═════ Supplied records ═════
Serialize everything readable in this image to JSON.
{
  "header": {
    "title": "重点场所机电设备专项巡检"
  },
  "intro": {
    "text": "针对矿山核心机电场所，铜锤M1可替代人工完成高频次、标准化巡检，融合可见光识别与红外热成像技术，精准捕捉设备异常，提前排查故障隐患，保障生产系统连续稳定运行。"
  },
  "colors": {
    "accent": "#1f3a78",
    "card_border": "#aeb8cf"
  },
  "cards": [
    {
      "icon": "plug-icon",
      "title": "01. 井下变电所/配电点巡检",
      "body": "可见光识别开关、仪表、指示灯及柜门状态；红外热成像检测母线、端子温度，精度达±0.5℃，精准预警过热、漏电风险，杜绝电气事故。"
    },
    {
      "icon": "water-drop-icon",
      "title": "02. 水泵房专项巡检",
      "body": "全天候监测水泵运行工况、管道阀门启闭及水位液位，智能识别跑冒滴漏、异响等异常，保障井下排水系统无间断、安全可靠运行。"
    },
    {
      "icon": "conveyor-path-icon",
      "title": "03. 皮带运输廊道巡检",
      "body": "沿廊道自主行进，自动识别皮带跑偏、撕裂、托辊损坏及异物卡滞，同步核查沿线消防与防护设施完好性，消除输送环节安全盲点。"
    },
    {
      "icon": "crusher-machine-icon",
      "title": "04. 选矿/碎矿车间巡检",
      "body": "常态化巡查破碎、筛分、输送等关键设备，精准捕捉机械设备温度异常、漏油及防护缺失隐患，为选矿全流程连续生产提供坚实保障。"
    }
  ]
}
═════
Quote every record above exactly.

Serialize everything readable in this image to JSON.
{
  "header": {
    "title": "重点场所机电设备专项巡检"
  },
  "intro": {
    "text": "针对矿山核心机电场所，铜锤M1可替代人工完成高频次、标准化巡检，融合可见光识别与红外热成像技术，精准捕捉设备异常，提前排查故障隐患，保障生产系统连续稳定运行。"
  },
  "colors": {
    "accent": "#1f3a78",
    "card_border": "#aeb8cf"
  },
  "cards": [
    {
      "icon": "plug-icon",
      "title": "01. 井下变电所/配电点巡检",
      "body": "可见光识别开关、仪表、指示灯及柜门状态；红外热成像检测母线、端子温度，精度达±0.5℃，精准预警过热、漏电风险，杜绝电气事故。"
    },
    {
      "icon": "water-drop-icon",
      "title": "02. 水泵房专项巡检",
      "body": "全天候监测水泵运行工况、管道阀门启闭及水位液位，智能识别跑冒滴漏、异响等异常，保障井下排水系统无间断、安全可靠运行。"
    },
    {
      "icon": "conveyor-path-icon",
      "title": "03. 皮带运输廊道巡检",
      "body": "沿廊道自主行进，自动识别皮带跑偏、撕裂、托辊损坏及异物卡滞，同步核查沿线消防与防护设施完好性，消除输送环节安全盲点。"
    },
    {
      "icon": "crusher-machine-icon",
      "title": "04. 选矿/碎矿车间巡检",
      "body": "常态化巡查破碎、筛分、输送等关键设备，精准捕捉机械设备温度异常、漏油及防护缺失隐患，为选矿全流程连续生产提供坚实保障。"
    }
  ]
}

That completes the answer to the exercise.